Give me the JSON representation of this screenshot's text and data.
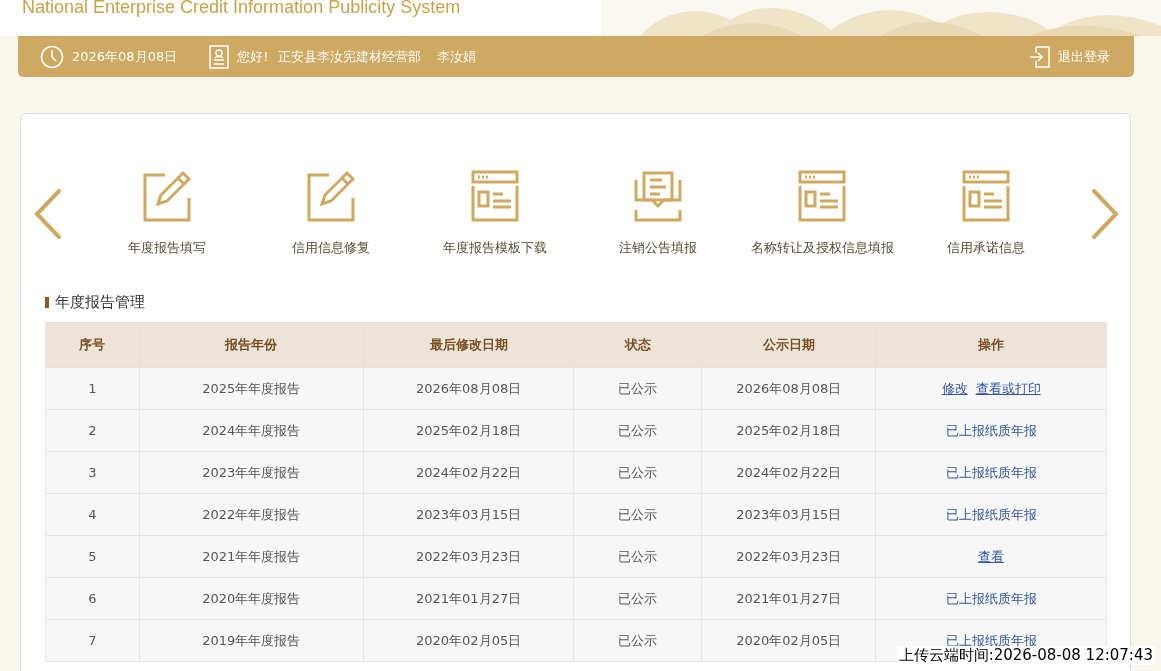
{
  "header": {
    "title": "National Enterprise Credit Information Publicity System"
  },
  "user_bar": {
    "date": "2026年08月08日",
    "greeting": "您好!",
    "company": "正安县李汝宪建材经营部",
    "person": "李汝娟",
    "logout": "退出登录"
  },
  "shortcuts": [
    {
      "label": "年度报告填写",
      "kind": "edit"
    },
    {
      "label": "信用信息修复",
      "kind": "edit"
    },
    {
      "label": "年度报告模板下载",
      "kind": "page"
    },
    {
      "label": "注销公告填报",
      "kind": "inbox"
    },
    {
      "label": "名称转让及授权信息填报",
      "kind": "page"
    },
    {
      "label": "信用承诺信息",
      "kind": "page"
    }
  ],
  "section_title": "年度报告管理",
  "table": {
    "columns": [
      "序号",
      "报告年份",
      "最后修改日期",
      "状态",
      "公示日期",
      "操作"
    ],
    "rows": [
      {
        "cells": [
          "1",
          "2025年年度报告",
          "2026年08月08日",
          "已公示",
          "2026年08月08日"
        ],
        "actions": [
          {
            "label": "修改",
            "kind": "link"
          },
          {
            "label": "查看或打印",
            "kind": "link"
          }
        ]
      },
      {
        "cells": [
          "2",
          "2024年年度报告",
          "2025年02月18日",
          "已公示",
          "2025年02月18日"
        ],
        "actions": [
          {
            "label": "已上报纸质年报",
            "kind": "text"
          }
        ]
      },
      {
        "cells": [
          "3",
          "2023年年度报告",
          "2024年02月22日",
          "已公示",
          "2024年02月22日"
        ],
        "actions": [
          {
            "label": "已上报纸质年报",
            "kind": "text"
          }
        ]
      },
      {
        "cells": [
          "4",
          "2022年年度报告",
          "2023年03月15日",
          "已公示",
          "2023年03月15日"
        ],
        "actions": [
          {
            "label": "已上报纸质年报",
            "kind": "text"
          }
        ]
      },
      {
        "cells": [
          "5",
          "2021年年度报告",
          "2022年03月23日",
          "已公示",
          "2022年03月23日"
        ],
        "actions": [
          {
            "label": "查看",
            "kind": "link"
          }
        ]
      },
      {
        "cells": [
          "6",
          "2020年年度报告",
          "2021年01月27日",
          "已公示",
          "2021年01月27日"
        ],
        "actions": [
          {
            "label": "已上报纸质年报",
            "kind": "text"
          }
        ]
      },
      {
        "cells": [
          "7",
          "2019年年度报告",
          "2020年02月05日",
          "已公示",
          "2020年02月05日"
        ],
        "actions": [
          {
            "label": "已上报纸质年报",
            "kind": "text"
          }
        ]
      }
    ]
  },
  "upload_time": "上传云端时间:2026-08-08 12:07:43"
}
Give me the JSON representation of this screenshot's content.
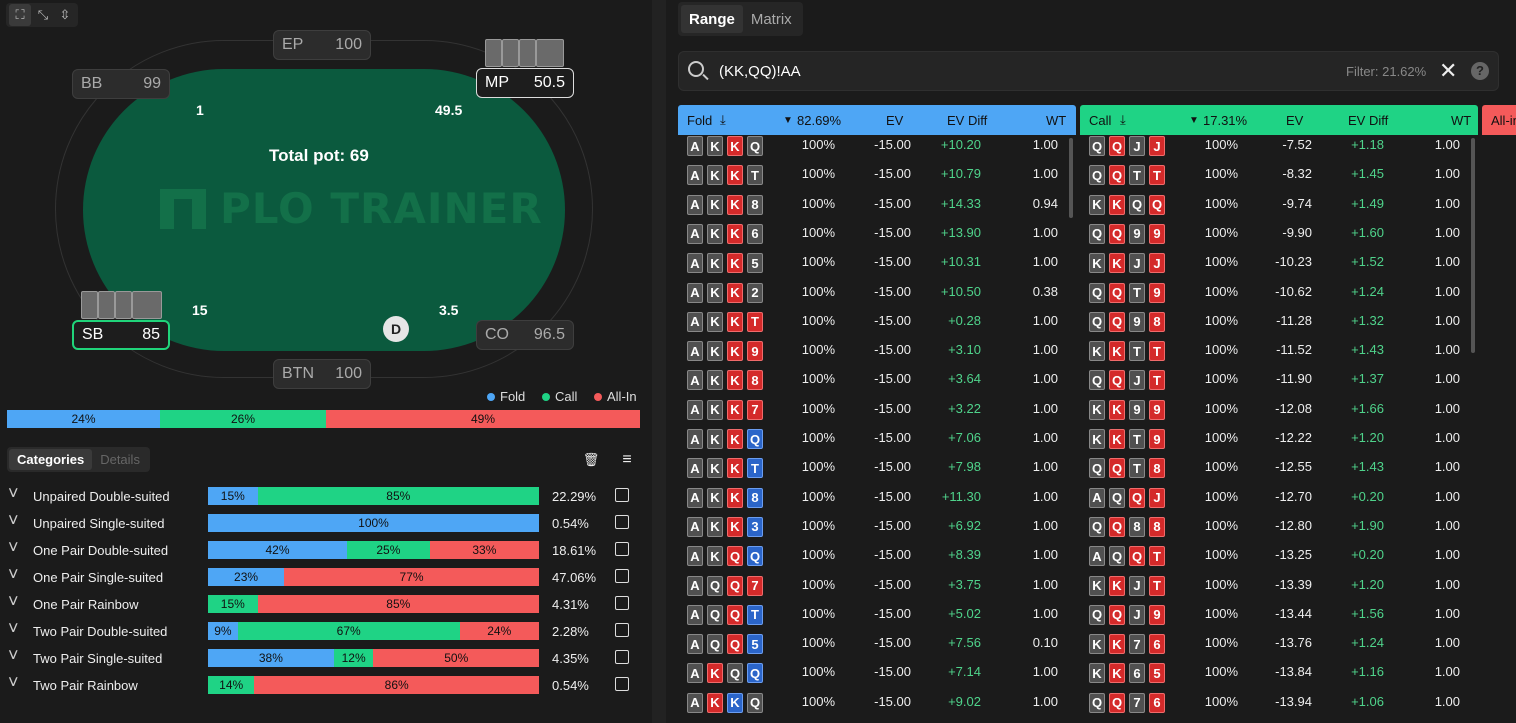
{
  "toolbar": {
    "icons": [
      "fullscreen-icon",
      "shrink-icon",
      "collapse-icon"
    ]
  },
  "table": {
    "seats": [
      {
        "pos": "EP",
        "stack": "100"
      },
      {
        "pos": "BB",
        "stack": "99"
      },
      {
        "pos": "MP",
        "stack": "50.5"
      },
      {
        "pos": "SB",
        "stack": "85"
      },
      {
        "pos": "CO",
        "stack": "96.5"
      },
      {
        "pos": "BTN",
        "stack": "100"
      }
    ],
    "bets": {
      "bb": "1",
      "mp": "49.5",
      "sb": "15",
      "co": "3.5"
    },
    "total_pot": "Total pot: 69",
    "watermark": "PLO TRAINER",
    "dealer": "D"
  },
  "legend": {
    "fold": "Fold",
    "call": "Call",
    "allin": "All-In"
  },
  "colors": {
    "fold": "#4ea6f5",
    "call": "#1fd385",
    "allin": "#f45a5a"
  },
  "overall": {
    "fold": 24,
    "call": 26,
    "allin": 49,
    "fold_label": "24%",
    "call_label": "26%",
    "allin_label": "49%"
  },
  "cat_tabs": {
    "categories": "Categories",
    "details": "Details"
  },
  "categories": [
    {
      "name": "Unpaired Double-suited",
      "fold": 15,
      "call": 85,
      "allin": 0,
      "fl": "15%",
      "cl": "85%",
      "al": "",
      "pct": "22.29%"
    },
    {
      "name": "Unpaired Single-suited",
      "fold": 100,
      "call": 0,
      "allin": 0,
      "fl": "100%",
      "cl": "",
      "al": "",
      "pct": "0.54%"
    },
    {
      "name": "One Pair Double-suited",
      "fold": 42,
      "call": 25,
      "allin": 33,
      "fl": "42%",
      "cl": "25%",
      "al": "33%",
      "pct": "18.61%"
    },
    {
      "name": "One Pair Single-suited",
      "fold": 23,
      "call": 0,
      "allin": 77,
      "fl": "23%",
      "cl": "",
      "al": "77%",
      "pct": "47.06%"
    },
    {
      "name": "One Pair Rainbow",
      "fold": 0,
      "call": 15,
      "allin": 85,
      "fl": "",
      "cl": "15%",
      "al": "85%",
      "pct": "4.31%"
    },
    {
      "name": "Two Pair Double-suited",
      "fold": 9,
      "call": 67,
      "allin": 24,
      "fl": "9%",
      "cl": "67%",
      "al": "24%",
      "pct": "2.28%"
    },
    {
      "name": "Two Pair Single-suited",
      "fold": 38,
      "call": 12,
      "allin": 50,
      "fl": "38%",
      "cl": "12%",
      "al": "50%",
      "pct": "4.35%"
    },
    {
      "name": "Two Pair Rainbow",
      "fold": 0,
      "call": 14,
      "allin": 86,
      "fl": "",
      "cl": "14%",
      "al": "86%",
      "pct": "0.54%"
    }
  ],
  "right_tabs": {
    "range": "Range",
    "matrix": "Matrix"
  },
  "search": {
    "value": "(KK,QQ)!AA",
    "filter": "Filter: 21.62%"
  },
  "fold_col": {
    "title": "Fold",
    "pct": "82.69%",
    "ev": "EV",
    "evdiff": "EV Diff",
    "wt": "WT"
  },
  "call_col": {
    "title": "Call",
    "pct": "17.31%",
    "ev": "EV",
    "evdiff": "EV Diff",
    "wt": "WT"
  },
  "allin_col": {
    "title": "All-in"
  },
  "fold_rows": [
    {
      "cards": [
        [
          "A",
          "g"
        ],
        [
          "K",
          "g"
        ],
        [
          "K",
          "r"
        ],
        [
          "Q",
          "g"
        ]
      ],
      "freq": "100%",
      "ev": "-15.00",
      "diff": "+10.20",
      "wt": "1.00"
    },
    {
      "cards": [
        [
          "A",
          "g"
        ],
        [
          "K",
          "g"
        ],
        [
          "K",
          "r"
        ],
        [
          "T",
          "g"
        ]
      ],
      "freq": "100%",
      "ev": "-15.00",
      "diff": "+10.79",
      "wt": "1.00"
    },
    {
      "cards": [
        [
          "A",
          "g"
        ],
        [
          "K",
          "g"
        ],
        [
          "K",
          "r"
        ],
        [
          "8",
          "g"
        ]
      ],
      "freq": "100%",
      "ev": "-15.00",
      "diff": "+14.33",
      "wt": "0.94"
    },
    {
      "cards": [
        [
          "A",
          "g"
        ],
        [
          "K",
          "g"
        ],
        [
          "K",
          "r"
        ],
        [
          "6",
          "g"
        ]
      ],
      "freq": "100%",
      "ev": "-15.00",
      "diff": "+13.90",
      "wt": "1.00"
    },
    {
      "cards": [
        [
          "A",
          "g"
        ],
        [
          "K",
          "g"
        ],
        [
          "K",
          "r"
        ],
        [
          "5",
          "g"
        ]
      ],
      "freq": "100%",
      "ev": "-15.00",
      "diff": "+10.31",
      "wt": "1.00"
    },
    {
      "cards": [
        [
          "A",
          "g"
        ],
        [
          "K",
          "g"
        ],
        [
          "K",
          "r"
        ],
        [
          "2",
          "g"
        ]
      ],
      "freq": "100%",
      "ev": "-15.00",
      "diff": "+10.50",
      "wt": "0.38"
    },
    {
      "cards": [
        [
          "A",
          "g"
        ],
        [
          "K",
          "g"
        ],
        [
          "K",
          "r"
        ],
        [
          "T",
          "r"
        ]
      ],
      "freq": "100%",
      "ev": "-15.00",
      "diff": "+0.28",
      "wt": "1.00"
    },
    {
      "cards": [
        [
          "A",
          "g"
        ],
        [
          "K",
          "g"
        ],
        [
          "K",
          "r"
        ],
        [
          "9",
          "r"
        ]
      ],
      "freq": "100%",
      "ev": "-15.00",
      "diff": "+3.10",
      "wt": "1.00"
    },
    {
      "cards": [
        [
          "A",
          "g"
        ],
        [
          "K",
          "g"
        ],
        [
          "K",
          "r"
        ],
        [
          "8",
          "r"
        ]
      ],
      "freq": "100%",
      "ev": "-15.00",
      "diff": "+3.64",
      "wt": "1.00"
    },
    {
      "cards": [
        [
          "A",
          "g"
        ],
        [
          "K",
          "g"
        ],
        [
          "K",
          "r"
        ],
        [
          "7",
          "r"
        ]
      ],
      "freq": "100%",
      "ev": "-15.00",
      "diff": "+3.22",
      "wt": "1.00"
    },
    {
      "cards": [
        [
          "A",
          "g"
        ],
        [
          "K",
          "g"
        ],
        [
          "K",
          "r"
        ],
        [
          "Q",
          "b"
        ]
      ],
      "freq": "100%",
      "ev": "-15.00",
      "diff": "+7.06",
      "wt": "1.00"
    },
    {
      "cards": [
        [
          "A",
          "g"
        ],
        [
          "K",
          "g"
        ],
        [
          "K",
          "r"
        ],
        [
          "T",
          "b"
        ]
      ],
      "freq": "100%",
      "ev": "-15.00",
      "diff": "+7.98",
      "wt": "1.00"
    },
    {
      "cards": [
        [
          "A",
          "g"
        ],
        [
          "K",
          "g"
        ],
        [
          "K",
          "r"
        ],
        [
          "8",
          "b"
        ]
      ],
      "freq": "100%",
      "ev": "-15.00",
      "diff": "+11.30",
      "wt": "1.00"
    },
    {
      "cards": [
        [
          "A",
          "g"
        ],
        [
          "K",
          "g"
        ],
        [
          "K",
          "r"
        ],
        [
          "3",
          "b"
        ]
      ],
      "freq": "100%",
      "ev": "-15.00",
      "diff": "+6.92",
      "wt": "1.00"
    },
    {
      "cards": [
        [
          "A",
          "g"
        ],
        [
          "K",
          "g"
        ],
        [
          "Q",
          "r"
        ],
        [
          "Q",
          "b"
        ]
      ],
      "freq": "100%",
      "ev": "-15.00",
      "diff": "+8.39",
      "wt": "1.00"
    },
    {
      "cards": [
        [
          "A",
          "g"
        ],
        [
          "Q",
          "g"
        ],
        [
          "Q",
          "r"
        ],
        [
          "7",
          "r"
        ]
      ],
      "freq": "100%",
      "ev": "-15.00",
      "diff": "+3.75",
      "wt": "1.00"
    },
    {
      "cards": [
        [
          "A",
          "g"
        ],
        [
          "Q",
          "g"
        ],
        [
          "Q",
          "r"
        ],
        [
          "T",
          "b"
        ]
      ],
      "freq": "100%",
      "ev": "-15.00",
      "diff": "+5.02",
      "wt": "1.00"
    },
    {
      "cards": [
        [
          "A",
          "g"
        ],
        [
          "Q",
          "g"
        ],
        [
          "Q",
          "r"
        ],
        [
          "5",
          "b"
        ]
      ],
      "freq": "100%",
      "ev": "-15.00",
      "diff": "+7.56",
      "wt": "0.10"
    },
    {
      "cards": [
        [
          "A",
          "g"
        ],
        [
          "K",
          "r"
        ],
        [
          "Q",
          "g"
        ],
        [
          "Q",
          "b"
        ]
      ],
      "freq": "100%",
      "ev": "-15.00",
      "diff": "+7.14",
      "wt": "1.00"
    },
    {
      "cards": [
        [
          "A",
          "g"
        ],
        [
          "K",
          "r"
        ],
        [
          "K",
          "b"
        ],
        [
          "Q",
          "g"
        ]
      ],
      "freq": "100%",
      "ev": "-15.00",
      "diff": "+9.02",
      "wt": "1.00"
    }
  ],
  "call_rows": [
    {
      "cards": [
        [
          "Q",
          "g"
        ],
        [
          "Q",
          "r"
        ],
        [
          "J",
          "g"
        ],
        [
          "J",
          "r"
        ]
      ],
      "freq": "100%",
      "ev": "-7.52",
      "diff": "+1.18",
      "wt": "1.00"
    },
    {
      "cards": [
        [
          "Q",
          "g"
        ],
        [
          "Q",
          "r"
        ],
        [
          "T",
          "g"
        ],
        [
          "T",
          "r"
        ]
      ],
      "freq": "100%",
      "ev": "-8.32",
      "diff": "+1.45",
      "wt": "1.00"
    },
    {
      "cards": [
        [
          "K",
          "g"
        ],
        [
          "K",
          "r"
        ],
        [
          "Q",
          "g"
        ],
        [
          "Q",
          "r"
        ]
      ],
      "freq": "100%",
      "ev": "-9.74",
      "diff": "+1.49",
      "wt": "1.00"
    },
    {
      "cards": [
        [
          "Q",
          "g"
        ],
        [
          "Q",
          "r"
        ],
        [
          "9",
          "g"
        ],
        [
          "9",
          "r"
        ]
      ],
      "freq": "100%",
      "ev": "-9.90",
      "diff": "+1.60",
      "wt": "1.00"
    },
    {
      "cards": [
        [
          "K",
          "g"
        ],
        [
          "K",
          "r"
        ],
        [
          "J",
          "g"
        ],
        [
          "J",
          "r"
        ]
      ],
      "freq": "100%",
      "ev": "-10.23",
      "diff": "+1.52",
      "wt": "1.00"
    },
    {
      "cards": [
        [
          "Q",
          "g"
        ],
        [
          "Q",
          "r"
        ],
        [
          "T",
          "g"
        ],
        [
          "9",
          "r"
        ]
      ],
      "freq": "100%",
      "ev": "-10.62",
      "diff": "+1.24",
      "wt": "1.00"
    },
    {
      "cards": [
        [
          "Q",
          "g"
        ],
        [
          "Q",
          "r"
        ],
        [
          "9",
          "g"
        ],
        [
          "8",
          "r"
        ]
      ],
      "freq": "100%",
      "ev": "-11.28",
      "diff": "+1.32",
      "wt": "1.00"
    },
    {
      "cards": [
        [
          "K",
          "g"
        ],
        [
          "K",
          "r"
        ],
        [
          "T",
          "g"
        ],
        [
          "T",
          "r"
        ]
      ],
      "freq": "100%",
      "ev": "-11.52",
      "diff": "+1.43",
      "wt": "1.00"
    },
    {
      "cards": [
        [
          "Q",
          "g"
        ],
        [
          "Q",
          "r"
        ],
        [
          "J",
          "g"
        ],
        [
          "T",
          "r"
        ]
      ],
      "freq": "100%",
      "ev": "-11.90",
      "diff": "+1.37",
      "wt": "1.00"
    },
    {
      "cards": [
        [
          "K",
          "g"
        ],
        [
          "K",
          "r"
        ],
        [
          "9",
          "g"
        ],
        [
          "9",
          "r"
        ]
      ],
      "freq": "100%",
      "ev": "-12.08",
      "diff": "+1.66",
      "wt": "1.00"
    },
    {
      "cards": [
        [
          "K",
          "g"
        ],
        [
          "K",
          "r"
        ],
        [
          "T",
          "g"
        ],
        [
          "9",
          "r"
        ]
      ],
      "freq": "100%",
      "ev": "-12.22",
      "diff": "+1.20",
      "wt": "1.00"
    },
    {
      "cards": [
        [
          "Q",
          "g"
        ],
        [
          "Q",
          "r"
        ],
        [
          "T",
          "g"
        ],
        [
          "8",
          "r"
        ]
      ],
      "freq": "100%",
      "ev": "-12.55",
      "diff": "+1.43",
      "wt": "1.00"
    },
    {
      "cards": [
        [
          "A",
          "g"
        ],
        [
          "Q",
          "g"
        ],
        [
          "Q",
          "r"
        ],
        [
          "J",
          "r"
        ]
      ],
      "freq": "100%",
      "ev": "-12.70",
      "diff": "+0.20",
      "wt": "1.00"
    },
    {
      "cards": [
        [
          "Q",
          "g"
        ],
        [
          "Q",
          "r"
        ],
        [
          "8",
          "g"
        ],
        [
          "8",
          "r"
        ]
      ],
      "freq": "100%",
      "ev": "-12.80",
      "diff": "+1.90",
      "wt": "1.00"
    },
    {
      "cards": [
        [
          "A",
          "g"
        ],
        [
          "Q",
          "g"
        ],
        [
          "Q",
          "r"
        ],
        [
          "T",
          "r"
        ]
      ],
      "freq": "100%",
      "ev": "-13.25",
      "diff": "+0.20",
      "wt": "1.00"
    },
    {
      "cards": [
        [
          "K",
          "g"
        ],
        [
          "K",
          "r"
        ],
        [
          "J",
          "g"
        ],
        [
          "T",
          "r"
        ]
      ],
      "freq": "100%",
      "ev": "-13.39",
      "diff": "+1.20",
      "wt": "1.00"
    },
    {
      "cards": [
        [
          "Q",
          "g"
        ],
        [
          "Q",
          "r"
        ],
        [
          "J",
          "g"
        ],
        [
          "9",
          "r"
        ]
      ],
      "freq": "100%",
      "ev": "-13.44",
      "diff": "+1.56",
      "wt": "1.00"
    },
    {
      "cards": [
        [
          "K",
          "g"
        ],
        [
          "K",
          "r"
        ],
        [
          "7",
          "g"
        ],
        [
          "6",
          "r"
        ]
      ],
      "freq": "100%",
      "ev": "-13.76",
      "diff": "+1.24",
      "wt": "1.00"
    },
    {
      "cards": [
        [
          "K",
          "g"
        ],
        [
          "K",
          "r"
        ],
        [
          "6",
          "g"
        ],
        [
          "5",
          "r"
        ]
      ],
      "freq": "100%",
      "ev": "-13.84",
      "diff": "+1.16",
      "wt": "1.00"
    },
    {
      "cards": [
        [
          "Q",
          "g"
        ],
        [
          "Q",
          "r"
        ],
        [
          "7",
          "g"
        ],
        [
          "6",
          "r"
        ]
      ],
      "freq": "100%",
      "ev": "-13.94",
      "diff": "+1.06",
      "wt": "1.00"
    }
  ]
}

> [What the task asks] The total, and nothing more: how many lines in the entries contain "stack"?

> [Worked solution] 6